The question of development is a major topic in courses across the social sciences and history, particularly those focused on Latin America. Many scholars and instructors have tried to pinpoint, explain, and define the problem of underdevelopment in the region. With new ideas have come new strategies that by and large have failed to explain or reduce income disparity and relieve poverty in the region. Why Latin American Nations Fail brings together leading Latin Americanists from several disciplines to address the topic of how and why contemporary development strategies have failed to curb rampant poverty and underdevelopment throughout the region. Given the dramatic political turns in contemporary Latin America, this book offers a much-needed explanation and analysis of the factors that are key to making sense of development today.

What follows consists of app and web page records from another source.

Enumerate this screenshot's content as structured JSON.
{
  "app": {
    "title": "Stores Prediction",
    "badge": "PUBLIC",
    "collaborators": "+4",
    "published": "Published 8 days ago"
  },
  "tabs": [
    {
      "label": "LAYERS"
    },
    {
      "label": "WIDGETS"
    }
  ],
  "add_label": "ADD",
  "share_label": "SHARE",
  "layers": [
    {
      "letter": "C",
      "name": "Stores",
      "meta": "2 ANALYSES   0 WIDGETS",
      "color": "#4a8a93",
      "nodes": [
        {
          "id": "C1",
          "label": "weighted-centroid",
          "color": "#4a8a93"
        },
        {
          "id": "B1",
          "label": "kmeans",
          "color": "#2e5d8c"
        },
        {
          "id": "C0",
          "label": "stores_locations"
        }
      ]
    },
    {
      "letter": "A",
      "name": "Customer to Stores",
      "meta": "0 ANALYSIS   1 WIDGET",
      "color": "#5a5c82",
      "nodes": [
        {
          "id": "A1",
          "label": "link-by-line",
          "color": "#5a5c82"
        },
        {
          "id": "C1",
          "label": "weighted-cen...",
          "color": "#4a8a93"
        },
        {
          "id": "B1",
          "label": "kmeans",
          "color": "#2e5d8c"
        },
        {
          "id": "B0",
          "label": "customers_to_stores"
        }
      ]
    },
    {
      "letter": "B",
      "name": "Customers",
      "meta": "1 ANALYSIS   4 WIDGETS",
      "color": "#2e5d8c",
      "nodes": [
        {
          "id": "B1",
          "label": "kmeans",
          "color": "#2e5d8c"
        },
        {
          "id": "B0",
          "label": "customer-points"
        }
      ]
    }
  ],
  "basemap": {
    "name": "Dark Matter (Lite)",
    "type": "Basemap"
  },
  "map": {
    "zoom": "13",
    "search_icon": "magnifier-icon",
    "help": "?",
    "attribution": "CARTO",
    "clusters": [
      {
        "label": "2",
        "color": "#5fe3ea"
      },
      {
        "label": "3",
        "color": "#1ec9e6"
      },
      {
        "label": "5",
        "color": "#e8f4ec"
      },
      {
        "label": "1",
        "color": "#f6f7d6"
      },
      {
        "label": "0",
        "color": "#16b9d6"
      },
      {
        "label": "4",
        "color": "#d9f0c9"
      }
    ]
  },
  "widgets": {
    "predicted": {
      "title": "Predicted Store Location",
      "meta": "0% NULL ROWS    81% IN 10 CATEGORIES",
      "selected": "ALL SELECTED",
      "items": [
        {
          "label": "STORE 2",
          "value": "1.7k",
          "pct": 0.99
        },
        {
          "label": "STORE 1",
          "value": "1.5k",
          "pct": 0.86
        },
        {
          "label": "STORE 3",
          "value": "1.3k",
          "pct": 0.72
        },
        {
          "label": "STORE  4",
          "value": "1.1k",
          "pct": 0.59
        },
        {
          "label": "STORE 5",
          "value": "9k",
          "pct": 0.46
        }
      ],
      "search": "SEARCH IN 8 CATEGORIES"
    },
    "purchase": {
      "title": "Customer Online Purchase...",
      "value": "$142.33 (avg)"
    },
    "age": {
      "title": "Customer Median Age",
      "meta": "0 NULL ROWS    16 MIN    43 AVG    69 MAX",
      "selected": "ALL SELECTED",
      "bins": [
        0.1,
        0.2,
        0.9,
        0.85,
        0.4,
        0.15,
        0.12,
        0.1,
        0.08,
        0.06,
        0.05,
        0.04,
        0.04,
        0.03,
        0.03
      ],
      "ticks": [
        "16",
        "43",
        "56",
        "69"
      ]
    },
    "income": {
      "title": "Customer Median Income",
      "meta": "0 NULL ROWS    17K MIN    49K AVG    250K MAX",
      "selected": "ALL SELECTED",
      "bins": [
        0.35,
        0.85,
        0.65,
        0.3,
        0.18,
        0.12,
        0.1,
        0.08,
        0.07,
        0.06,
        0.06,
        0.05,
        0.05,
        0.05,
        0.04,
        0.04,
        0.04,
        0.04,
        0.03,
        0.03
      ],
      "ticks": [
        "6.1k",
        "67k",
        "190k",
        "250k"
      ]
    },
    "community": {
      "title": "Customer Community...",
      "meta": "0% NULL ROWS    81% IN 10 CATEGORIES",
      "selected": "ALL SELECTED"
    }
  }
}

In a world forged by the shards of history it is not to be expected that countries court the very things that have proven to be the grey cardinals fostering the underdevelopment, backwardness and failures that mark them and others. Time and again these things perpetrate the carnage, tumult and catastrophes that have kept countries chained, making them haemorrhage God given potential, with some managing to attain only a modicum of progress in areas they would have been no less of the global best. These harbingers of failure and backwardness are not restricted to any one country, they are to be found in just about every geographical expression known to mankind as a "nation." They differ only to the degree to which they are pronounced and in the reach within which their effects are palpable. It is my unreserved intent in this volume to disambiguate these agents of national failure down to the metal, to the end that such knowledge may prove useful in whatever noble scope it is needed.